Yet, the combination of free markets and free trade has actually delivered more for humanity than any other economic system. Since the launch of the General Agreement on Tariffs and Trade (GATT) system in 1947, absolute poverty has been decimated. The trading system has held protectionist impulses at bay and prevented a slide into conflict that, throughout history, has accompanied these same protectionist/nationalist impulses.
Global growth increased by 1,000 percent between the launch of the 1947 trade round and 2001. Between the first century AD and 1913, it grew by a factor of two. Billions of the world’s people have been lifted out poverty. In China alone, hundreds of millions have been added to the middle classes as China has embraced a market based economy.

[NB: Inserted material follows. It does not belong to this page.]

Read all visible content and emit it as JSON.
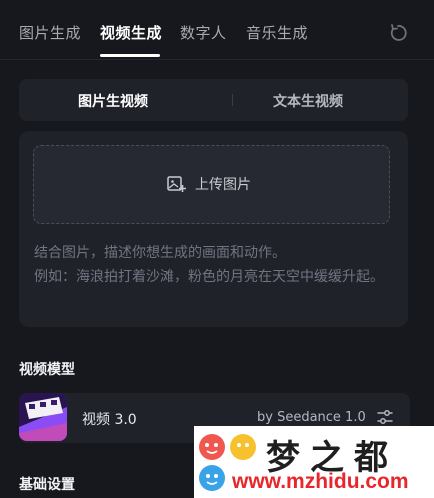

But something is missing. There is a widespread perception that the economic game is rigged against the average person, and that the gains from trade have been pocketed by a small group who have gorged themselves while little of the benefits have flowed to consumers. And people have reacted to this by saying that the solution is to turn back the clock and stop the relentless drive towards freer trade and freer markets. A smaller group of people who promote government-led economies and heavy regulation have used this feeling to push their own agenda.
While the diagnosis of the disease is accurate, the medicine proposed is killing the patient. Global growth has stalled; global trade negotiations have stalled (for the first time since 1947, we have had over twenty years since the conclusion of a global trade round). There is no engine of growth in the world as China slows and India fails to deliver on its enormous promise.
The better solution is to actually address the reasons for the problem. The reality is that we have had only partial reforms from the days of socialism, communism and import substitution. While trade has been opened up, competition inside the border has not kept pace. This has led to the continuing presence of a large number of economic distortions inside the border put there by elites, incumbents and oligarchs in order to protect them from competition from both outside and inside. It is here that progress to lower distortions could have tremendous gains — our data suggests that another 1,000 percent gain in global GDP could be had if all distortions were eliminated — but equally importantly it would be an actual response to the feeling that the game is rigged and somehow unfair.
A world of open trade, where competition on the merits is the economy’s organizing principle (meaning you succeed or fail based on the quality of your ideas and hard work) is a world that delivers growth, hope and opportunity in a sustainable, fair and more equitable manner because it delivers equality of opportunity. In this world, nationalism and protectionism would be pushed back into the shadows as true capitalism — open trade and open and competitive markets — demonstrates its own success and shines out as a beacon of light.
In the meantime, proponents of open and competitive markets must make the moral case for markets because of their poverty alleviating power, and must also make clear the immorality of policies that promote the corrosive power of monopoly, distortion and crony capitalism because of their capacity to destroy wealth out of the economy.